> _PROBLEM REQUIREMENTS_
Please write out every record exactly, but keep any images out of it.

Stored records
>>>>>

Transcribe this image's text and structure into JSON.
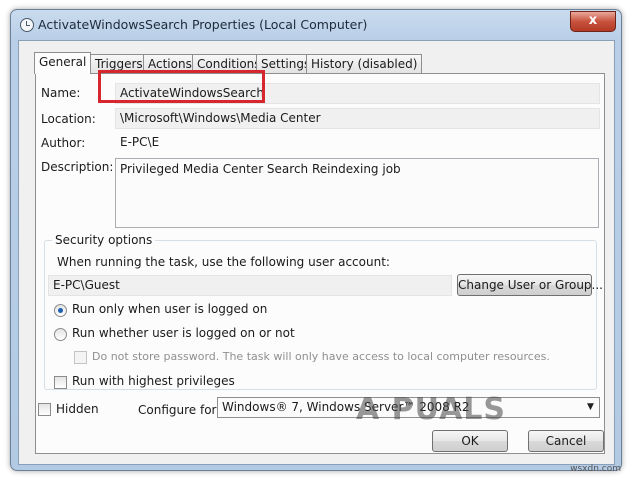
{
  "window": {
    "title": "ActivateWindowsSearch Properties (Local Computer)",
    "close_label": "x"
  },
  "tabs": [
    {
      "label": "General",
      "active": true
    },
    {
      "label": "Triggers"
    },
    {
      "label": "Actions"
    },
    {
      "label": "Conditions"
    },
    {
      "label": "Settings"
    },
    {
      "label": "History (disabled)"
    }
  ],
  "general": {
    "name_label": "Name:",
    "name_value": "ActivateWindowsSearch",
    "location_label": "Location:",
    "location_value": "\\Microsoft\\Windows\\Media Center",
    "author_label": "Author:",
    "author_value": "E-PC\\E",
    "description_label": "Description:",
    "description_value": "Privileged Media Center Search Reindexing job"
  },
  "security": {
    "title": "Security options",
    "account_prompt": "When running the task, use the following user account:",
    "account_value": "E-PC\\Guest",
    "change_user_button": "Change User or Group...",
    "radio_logged_on": "Run only when user is logged on",
    "radio_whether": "Run whether user is logged on or not",
    "no_store_password": "Do not store password.  The task will only have access to local computer resources.",
    "highest_privileges": "Run with highest privileges"
  },
  "bottom": {
    "hidden_label": "Hidden",
    "configure_label": "Configure for:",
    "configure_value": "Windows® 7, Windows Server™ 2008 R2",
    "ok_button": "OK",
    "cancel_button": "Cancel"
  },
  "watermark": "A PUALS",
  "footer_mark": "wsxdn.com",
  "colors": {
    "highlight_box": "#d8262f",
    "radio_selected": "#1f5fb0"
  }
}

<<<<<

> _ANSWER SPACE_
Transcribe this image's text and structure into JSON.
{
  "window": {
    "title": "ActivateWindowsSearch Properties (Local Computer)",
    "close_label": "x"
  },
  "tabs": [
    {
      "label": "General",
      "active": true
    },
    {
      "label": "Triggers"
    },
    {
      "label": "Actions"
    },
    {
      "label": "Conditions"
    },
    {
      "label": "Settings"
    },
    {
      "label": "History (disabled)"
    }
  ],
  "general": {
    "name_label": "Name:",
    "name_value": "ActivateWindowsSearch",
    "location_label": "Location:",
    "location_value": "\\Microsoft\\Windows\\Media Center",
    "author_label": "Author:",
    "author_value": "E-PC\\E",
    "description_label": "Description:",
    "description_value": "Privileged Media Center Search Reindexing job"
  },
  "security": {
    "title": "Security options",
    "account_prompt": "When running the task, use the following user account:",
    "account_value": "E-PC\\Guest",
    "change_user_button": "Change User or Group...",
    "radio_logged_on": "Run only when user is logged on",
    "radio_whether": "Run whether user is logged on or not",
    "no_store_password": "Do not store password.  The task will only have access to local computer resources.",
    "highest_privileges": "Run with highest privileges"
  },
  "bottom": {
    "hidden_label": "Hidden",
    "configure_label": "Configure for:",
    "configure_value": "Windows® 7, Windows Server™ 2008 R2",
    "ok_button": "OK",
    "cancel_button": "Cancel"
  },
  "watermark": "A PUALS",
  "footer_mark": "wsxdn.com",
  "colors": {
    "highlight_box": "#d8262f",
    "radio_selected": "#1f5fb0"
  }
}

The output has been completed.